The fund is so big that Bronner's risky investment in US Airways represents only 1 percent of the fund's total exposure.
Now Bronner is trying to use the US Airways connections to bring more business to Alabama, too.
The state recently announced that US Airways is now the "official airline of Alabama tourism," and the governor has encouraged the state's residents to fly US Airways, which is not even the largest airline in the state.
US Airways receives free advertising on the TV stations and newspapers owned by the state retirement system, and in return, US Airways is plugging Alabama on its Web site, its in-flight magazine and in special promotions aimed at golfers who might like to try the Robert Trent Jones Golf Trail.
Bronner also is insisting that Alabama business have an opportunity to compete for US Airways' business. Already, a Mobile company has landed maintenance work on 10 narrow-body Airbus jets, a move that has been challenged by the airline's machinists.
But the benefits to Alabama will be small indeed if Bronner cannot turn the airline around.
Bronner began ringing the alarm in December, when at a board meeting, he fended off suggestions from the pilots union that Chief Executive Officer David Siegel resign and then hired New York investment bank Morgan Stanley to scour the company's assets and determine if any could be sold to raise cash.
Talking to the Post-Gazette a week after the Dec. 10 meeting, Bronner said US Airways was approaching a "critical junction of survival over the next 30 to 90 days" and warned that if the company did not come up with a plan that "works and makes money," the covenants imposed by $900 million in government-backed loans would be at risk. Hinting at a possible asset sale, he said, "I would rather take cash and pay off the government than sit here and bleed to death slowly."
Bronner's frank talk may be working.
The labor unions, which had been resisting any talk of more concessions on top of those made over the last few years, appear to be warming up to the company's need for more cuts to take on low-fare rivals such as Southwest Airlines and JetBlue Airways.
Last week, the pilots agreed to open concessionary talks on the issue of regional jets, a move that could allow the company to save money by reducing the number of regional jets on order and selling some to other US Airways Express carriers such as Phoenix-based Mesa Air. On Friday, leaders from seven unions sat down with senior management to discuss ways to help save the airline without selling any assets.
When asked a month and a half ago if US Airways even had a future, Bronner said, "It has that potential." But if unions make it clear they are "not willing to put in another penny, in that case, you have what you have had with other airlines. It dissolves. It goes away. What I am fighting for is the survival of it. In order to survive, it has to compete against a whole new brand new world that wasn't there a year ago."

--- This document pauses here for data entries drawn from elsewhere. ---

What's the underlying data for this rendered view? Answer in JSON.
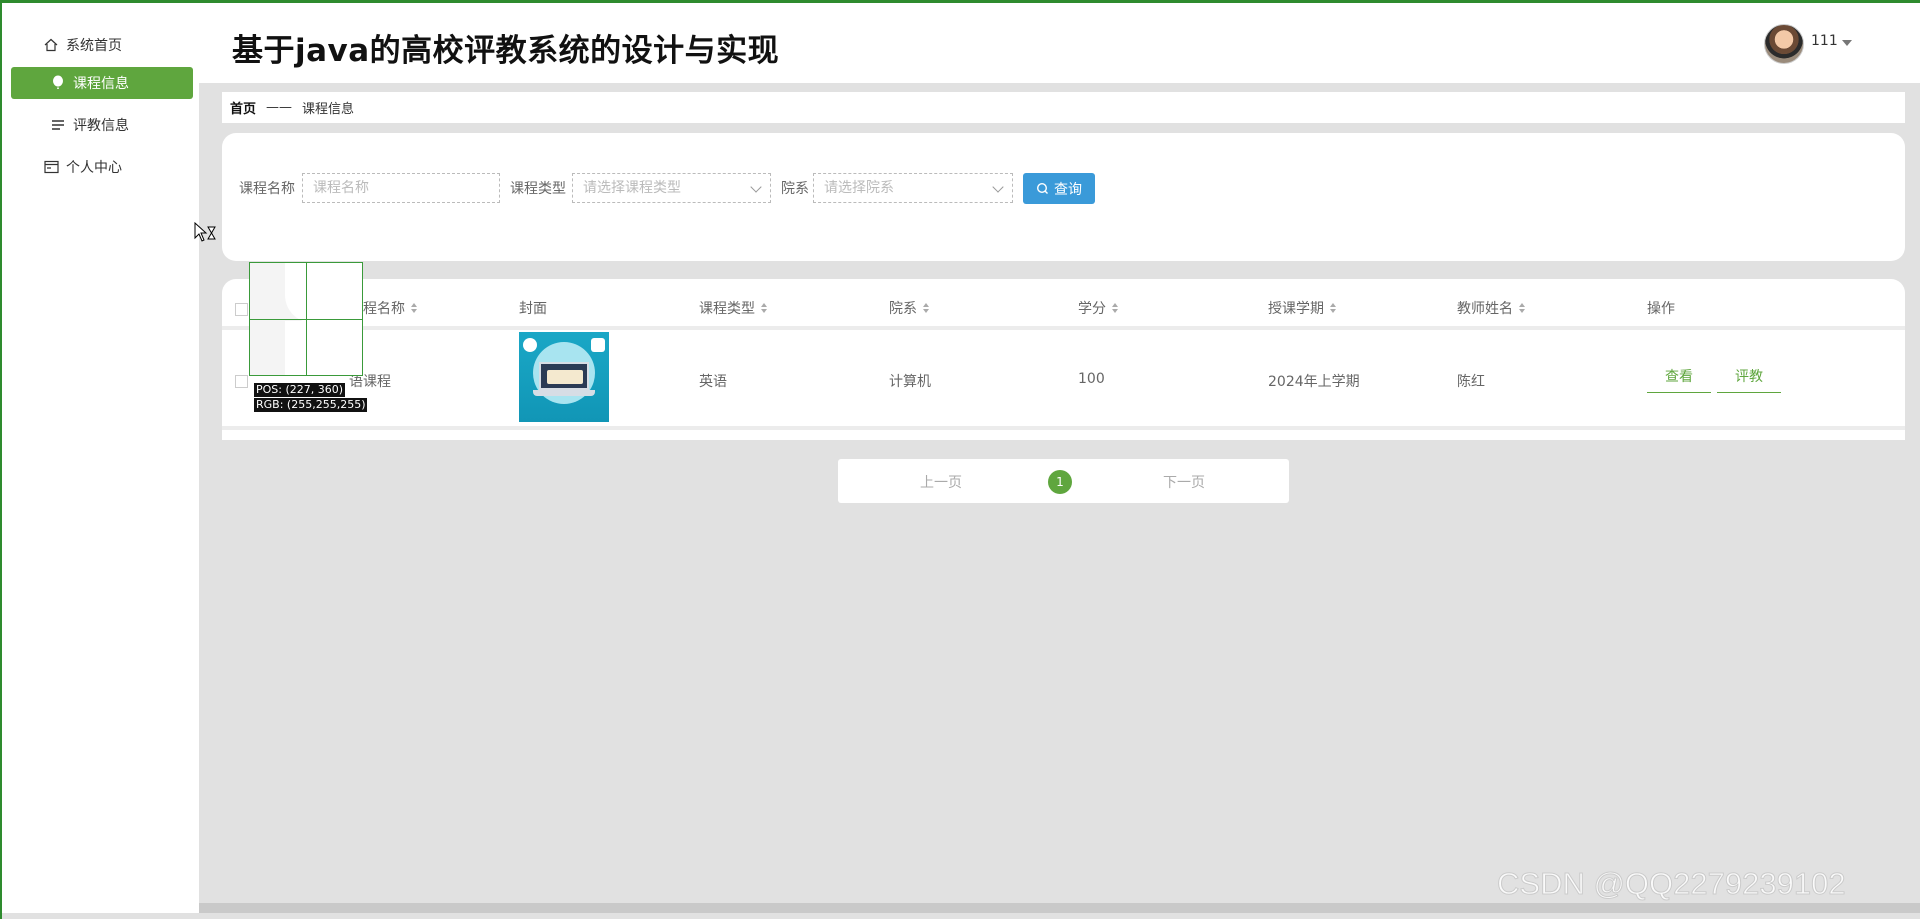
{
  "sidebar": {
    "items": [
      {
        "label": "系统首页",
        "icon": "home-icon"
      },
      {
        "label": "课程信息",
        "icon": "balloon-icon",
        "active": true
      },
      {
        "label": "评教信息",
        "icon": "list-icon"
      },
      {
        "label": "个人中心",
        "icon": "card-icon"
      }
    ]
  },
  "header": {
    "title": "基于java的高校评教系统的设计与实现",
    "username": "111"
  },
  "breadcrumb": {
    "home": "首页",
    "separator": "——",
    "current": "课程信息"
  },
  "search": {
    "course_name_label": "课程名称",
    "course_name_placeholder": "课程名称",
    "course_type_label": "课程类型",
    "course_type_placeholder": "请选择课程类型",
    "department_label": "院系",
    "department_placeholder": "请选择院系",
    "query_label": "查询"
  },
  "table": {
    "columns": [
      "课程名称",
      "封面",
      "课程类型",
      "院系",
      "学分",
      "授课学期",
      "教师姓名",
      "操作"
    ],
    "rows": [
      {
        "name": "语课程",
        "course_type": "英语",
        "department": "计算机",
        "credits": "100",
        "semester": "2024年上学期",
        "teacher": "陈红",
        "actions": [
          "查看",
          "评教"
        ]
      }
    ]
  },
  "pagination": {
    "prev": "上一页",
    "current": "1",
    "next": "下一页"
  },
  "overlay": {
    "pos": "POS: (227, 360)",
    "rgb": "RGB: (255,255,255)"
  },
  "watermark": "CSDN @QQ2279239102",
  "colors": {
    "accent": "#5fa63e",
    "query_button": "#3a9ad9"
  }
}
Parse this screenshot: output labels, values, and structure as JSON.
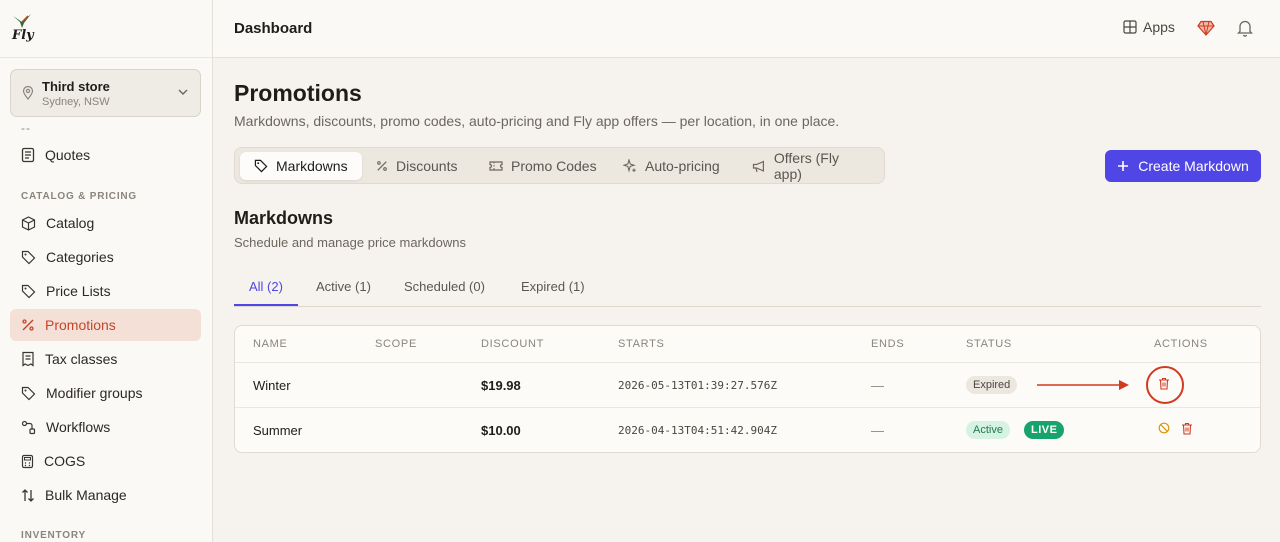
{
  "sidebar": {
    "logo_text": "Fly",
    "store": {
      "name": "Third store",
      "location": "Sydney, NSW"
    },
    "truncated_marker": "--",
    "items_top": [
      {
        "label": "Quotes",
        "icon": "document-icon"
      }
    ],
    "section_catalog": "CATALOG & PRICING",
    "items": [
      {
        "label": "Catalog",
        "icon": "box-icon"
      },
      {
        "label": "Categories",
        "icon": "tag-icon"
      },
      {
        "label": "Price Lists",
        "icon": "tag-icon"
      },
      {
        "label": "Promotions",
        "icon": "percent-icon",
        "active": true
      },
      {
        "label": "Tax classes",
        "icon": "receipt-icon"
      },
      {
        "label": "Modifier groups",
        "icon": "tag-icon"
      },
      {
        "label": "Workflows",
        "icon": "workflow-icon"
      },
      {
        "label": "COGS",
        "icon": "calculator-icon"
      },
      {
        "label": "Bulk Manage",
        "icon": "sort-icon"
      }
    ],
    "section_inventory": "INVENTORY"
  },
  "topbar": {
    "title": "Dashboard",
    "apps_label": "Apps"
  },
  "page": {
    "title": "Promotions",
    "subtitle": "Markdowns, discounts, promo codes, auto-pricing and Fly app offers — per location, in one place."
  },
  "tabs": [
    {
      "label": "Markdowns",
      "icon": "tag-icon",
      "active": true
    },
    {
      "label": "Discounts",
      "icon": "percent-icon"
    },
    {
      "label": "Promo Codes",
      "icon": "ticket-icon"
    },
    {
      "label": "Auto-pricing",
      "icon": "sparkle-icon"
    },
    {
      "label": "Offers (Fly app)",
      "icon": "megaphone-icon"
    }
  ],
  "create_button_label": "Create Markdown",
  "section": {
    "title": "Markdowns",
    "subtitle": "Schedule and manage price markdowns"
  },
  "filters": [
    {
      "label": "All (2)",
      "active": true
    },
    {
      "label": "Active (1)"
    },
    {
      "label": "Scheduled (0)"
    },
    {
      "label": "Expired (1)"
    }
  ],
  "table": {
    "headers": [
      "NAME",
      "SCOPE",
      "DISCOUNT",
      "STARTS",
      "ENDS",
      "STATUS",
      "ACTIONS"
    ],
    "rows": [
      {
        "name": "Winter",
        "scope": "",
        "discount": "$19.98",
        "starts": "2026-05-13T01:39:27.576Z",
        "ends": "—",
        "status": "Expired"
      },
      {
        "name": "Summer",
        "scope": "",
        "discount": "$10.00",
        "starts": "2026-04-13T04:51:42.904Z",
        "ends": "—",
        "status": "Active",
        "live": "LIVE"
      }
    ]
  },
  "colors": {
    "accent": "#4f46e5",
    "active_nav_text": "#c2462a",
    "annotation": "#d23a20",
    "live_green": "#19a36c"
  }
}
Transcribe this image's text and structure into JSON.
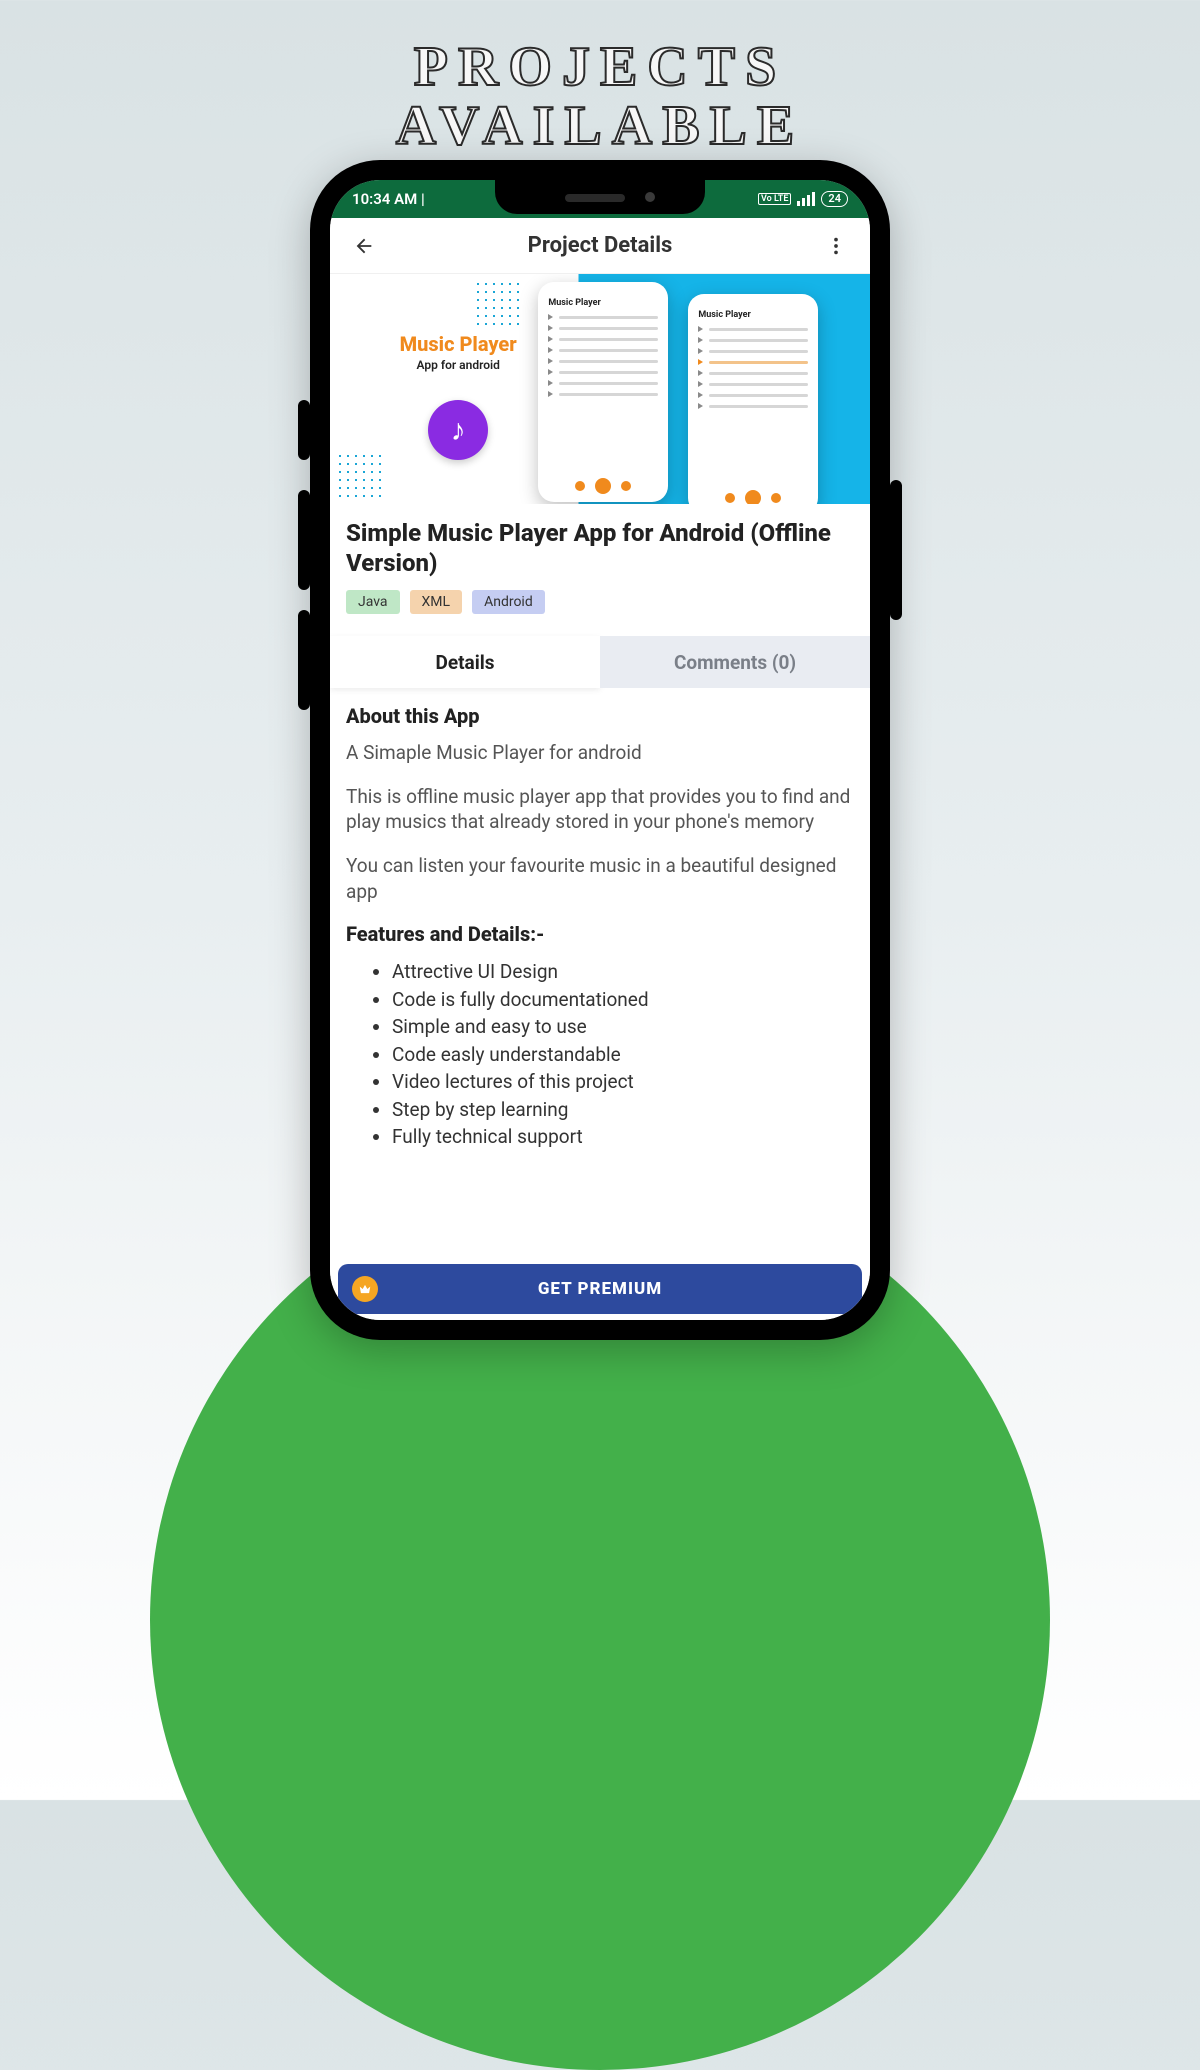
{
  "page_heading_line1": "PROJECTS",
  "page_heading_line2": "AVAILABLE",
  "statusbar": {
    "time": "10:34 AM |",
    "lte": "Vo LTE",
    "battery": "24"
  },
  "appbar": {
    "title": "Project Details"
  },
  "hero": {
    "brand_title": "Music Player",
    "brand_sub": "App for android",
    "mini_head": "Music Player"
  },
  "project": {
    "title": "Simple Music Player App for Android (Offline Version)",
    "chips": {
      "java": "Java",
      "xml": "XML",
      "android": "Android"
    }
  },
  "tabs": {
    "details": "Details",
    "comments": "Comments (0)"
  },
  "about": {
    "heading": "About this App",
    "p1": "A Simaple Music Player for android",
    "p2": "This is offline music player app that provides you to find and play musics that already stored in your phone's memory",
    "p3": "You can listen your favourite music in a beautiful designed app"
  },
  "features": {
    "heading": "Features and Details:-",
    "items": [
      "Attrective UI Design",
      "Code is fully documentationed",
      "Simple and easy to use",
      "Code easly understandable",
      "Video lectures of this project",
      "Step by step learning",
      "Fully technical support"
    ]
  },
  "premium_label": "GET PREMIUM"
}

But, as Bronner noted, "Everything changes. That is what I learned about the airline industry. Whatever I tell you today is outdated in a week."
Dan Fitzpatrick can be reached at firstname.lastname@example.org or 412-263-1752.